I didn’t consider myself homeless. My friends and I were hopping trains and bouncing from city to city. Without a care in the world we’d set up “camp” somewhere and just hang out. None of us had a family to get to, so we were free to go anywhere we wanted.
Nashville was a pretty cool city, so we decided to stay here for a while, sleeping down by the Cumberland River. We formed a tight group- looking out for each other, “busking” (playing music on the street for tips) and keeping each other safe.
One night I met some folks from a place called Oasis. They seemed pretty cool. Gave me a backpack with some clothes and a bus pass. There was a McDonald’s gift card in there. That was huge.
We decided we’d go down there and check it out. Free lunch. Free shower. Why not? It was a cool place so I went down there pretty regularly. They talked to me every now and then about living there, but I really wasn’t interested. I had everything I needed at home with “my family” on the street.
“Give the bed to someone who needs it,” I said.
That was a few months ago. Since then a couple of my friends moved away. Another moved into housing with some folks he met. So now I’m here alone. I’ve been sleeping by myself on the streets for a few weeks. Well, actually I haven’t really slept in a while. I’m too scared to sleep. I’ve heard stories of teenagers waking up with guns to their head when they sleep alone, so I try to stay awake.
This isn’t fun anymore. I don’t have any friends. I don’t have a home. I’m alone and I’m scared.
I’m trying to get a job. I have an interview tomorrow but I’m nervous. I really need it to go well…I want a better life.
The Rest of the Story
After visiting for several months, Josh came into the Outreach Center and said, “something needs to change”. He said he had a job interview and he wanted it to go well. We offered him an emergency bed so he could get a good night sleep, shower and have breakfast on his stomach before he went to the interview. He accepted. Josh stayed in that bed for several nights and this time when staff asked if he would be interested in living in our Transitional Living Program, he was!
He quickly moved into the Transitional Living Program and once he felt safe, he started opening up more about his past. He had a close relationship with his mother but she was a drug addict and often had parties at her house that made him uncomfortable. He started sleeping outside while the parties were going on and more and more he started being away from home and meeting other youth who were also avoiding something at home. These connections eventually led him to becoming a traveler and moving around the country.
We quickly came to realize that his resistance to moving into a safer, more stable place came from fear of not really being cared for or welcomed. Having been hurt and rejected before by his own mother, he was understandably reluctant to open himself up to strangers. To protect himself from more rejection and neglect Josh became super responsible for himself, even refusing to ask for help when he was exhausted or unsafe.
But at the Harwell Lofts, Josh found a place where he felt a sense of belonging. He finally found caring adults who believed in him and wanted him to succeed.
Josh quickly got not one, but two jobs and he started saving money to get his own place.

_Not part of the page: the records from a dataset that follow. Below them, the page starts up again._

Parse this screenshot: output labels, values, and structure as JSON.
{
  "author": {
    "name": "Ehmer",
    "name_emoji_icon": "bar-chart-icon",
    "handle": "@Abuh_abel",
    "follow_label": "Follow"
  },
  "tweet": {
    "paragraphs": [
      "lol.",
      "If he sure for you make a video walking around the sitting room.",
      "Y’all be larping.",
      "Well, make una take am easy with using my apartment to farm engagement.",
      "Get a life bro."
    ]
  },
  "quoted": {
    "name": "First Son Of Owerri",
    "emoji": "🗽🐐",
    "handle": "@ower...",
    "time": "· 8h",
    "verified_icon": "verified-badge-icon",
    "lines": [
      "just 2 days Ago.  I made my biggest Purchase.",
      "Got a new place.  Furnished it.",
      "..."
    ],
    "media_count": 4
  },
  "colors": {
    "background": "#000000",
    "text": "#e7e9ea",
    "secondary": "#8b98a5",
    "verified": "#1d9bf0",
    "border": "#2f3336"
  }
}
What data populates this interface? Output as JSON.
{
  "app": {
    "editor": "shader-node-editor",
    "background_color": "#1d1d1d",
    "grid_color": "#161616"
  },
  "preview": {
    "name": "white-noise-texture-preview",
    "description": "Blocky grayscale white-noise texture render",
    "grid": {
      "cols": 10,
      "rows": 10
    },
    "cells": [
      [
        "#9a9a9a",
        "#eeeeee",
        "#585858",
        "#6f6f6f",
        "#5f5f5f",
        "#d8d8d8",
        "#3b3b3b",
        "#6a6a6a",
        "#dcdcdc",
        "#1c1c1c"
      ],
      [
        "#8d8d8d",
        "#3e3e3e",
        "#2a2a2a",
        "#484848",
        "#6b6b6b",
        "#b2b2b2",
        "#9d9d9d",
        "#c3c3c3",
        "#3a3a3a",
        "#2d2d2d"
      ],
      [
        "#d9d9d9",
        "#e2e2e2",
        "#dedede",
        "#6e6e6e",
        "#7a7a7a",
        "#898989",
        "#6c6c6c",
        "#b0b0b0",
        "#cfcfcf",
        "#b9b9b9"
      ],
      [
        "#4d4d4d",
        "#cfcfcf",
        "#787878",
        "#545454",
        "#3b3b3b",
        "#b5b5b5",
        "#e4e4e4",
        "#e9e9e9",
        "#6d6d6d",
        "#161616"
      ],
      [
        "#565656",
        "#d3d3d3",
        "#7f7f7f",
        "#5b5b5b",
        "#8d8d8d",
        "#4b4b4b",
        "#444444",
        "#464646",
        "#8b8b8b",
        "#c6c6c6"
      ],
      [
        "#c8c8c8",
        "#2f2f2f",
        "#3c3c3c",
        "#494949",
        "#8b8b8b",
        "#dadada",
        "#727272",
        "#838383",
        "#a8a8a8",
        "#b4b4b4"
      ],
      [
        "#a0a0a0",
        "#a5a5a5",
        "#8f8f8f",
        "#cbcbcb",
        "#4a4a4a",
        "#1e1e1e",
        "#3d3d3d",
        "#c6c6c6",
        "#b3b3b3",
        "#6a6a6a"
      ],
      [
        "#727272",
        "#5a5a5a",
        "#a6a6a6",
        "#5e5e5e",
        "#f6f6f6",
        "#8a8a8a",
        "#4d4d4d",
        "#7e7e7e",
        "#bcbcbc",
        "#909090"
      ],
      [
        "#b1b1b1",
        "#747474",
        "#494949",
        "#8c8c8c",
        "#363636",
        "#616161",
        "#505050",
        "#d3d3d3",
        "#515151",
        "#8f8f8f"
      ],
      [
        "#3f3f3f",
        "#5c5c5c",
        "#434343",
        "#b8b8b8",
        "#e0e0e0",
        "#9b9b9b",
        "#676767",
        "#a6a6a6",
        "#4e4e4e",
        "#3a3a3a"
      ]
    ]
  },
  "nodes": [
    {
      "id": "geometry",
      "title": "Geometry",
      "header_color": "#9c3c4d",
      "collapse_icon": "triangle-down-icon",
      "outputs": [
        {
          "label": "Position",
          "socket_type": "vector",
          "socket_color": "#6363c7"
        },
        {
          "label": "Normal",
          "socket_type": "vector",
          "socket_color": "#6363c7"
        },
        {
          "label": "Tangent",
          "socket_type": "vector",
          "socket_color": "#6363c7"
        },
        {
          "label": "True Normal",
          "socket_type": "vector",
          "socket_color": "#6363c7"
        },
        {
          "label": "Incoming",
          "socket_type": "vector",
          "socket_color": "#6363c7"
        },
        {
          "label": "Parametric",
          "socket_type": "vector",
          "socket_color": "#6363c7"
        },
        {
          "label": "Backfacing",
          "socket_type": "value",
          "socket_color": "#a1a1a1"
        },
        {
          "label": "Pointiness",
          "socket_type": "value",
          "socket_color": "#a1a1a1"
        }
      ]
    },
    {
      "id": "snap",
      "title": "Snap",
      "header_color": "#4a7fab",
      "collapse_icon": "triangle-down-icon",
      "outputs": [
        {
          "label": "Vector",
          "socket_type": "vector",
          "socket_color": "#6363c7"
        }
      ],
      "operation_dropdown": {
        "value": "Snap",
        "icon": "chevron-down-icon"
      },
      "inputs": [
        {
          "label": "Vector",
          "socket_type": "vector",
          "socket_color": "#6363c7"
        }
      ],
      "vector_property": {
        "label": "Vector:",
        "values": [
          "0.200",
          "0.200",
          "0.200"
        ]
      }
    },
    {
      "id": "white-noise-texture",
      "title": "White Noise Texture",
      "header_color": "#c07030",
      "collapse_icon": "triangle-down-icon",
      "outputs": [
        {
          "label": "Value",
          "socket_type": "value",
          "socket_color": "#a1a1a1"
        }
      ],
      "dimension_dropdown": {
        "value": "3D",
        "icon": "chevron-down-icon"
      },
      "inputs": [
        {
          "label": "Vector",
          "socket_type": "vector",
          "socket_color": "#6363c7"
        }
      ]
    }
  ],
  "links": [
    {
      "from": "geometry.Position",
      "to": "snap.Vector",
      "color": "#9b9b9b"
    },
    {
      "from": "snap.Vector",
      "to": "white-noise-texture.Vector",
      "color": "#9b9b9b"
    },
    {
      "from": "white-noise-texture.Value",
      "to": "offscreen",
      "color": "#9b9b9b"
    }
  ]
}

We worked with him on life skills, job training, and provided counseling. After six months of living at the Loft, he felt ready to move into an apartment with a friend he made from work.
We’re excited to say that Josh remains employed and living in his apartment to this day.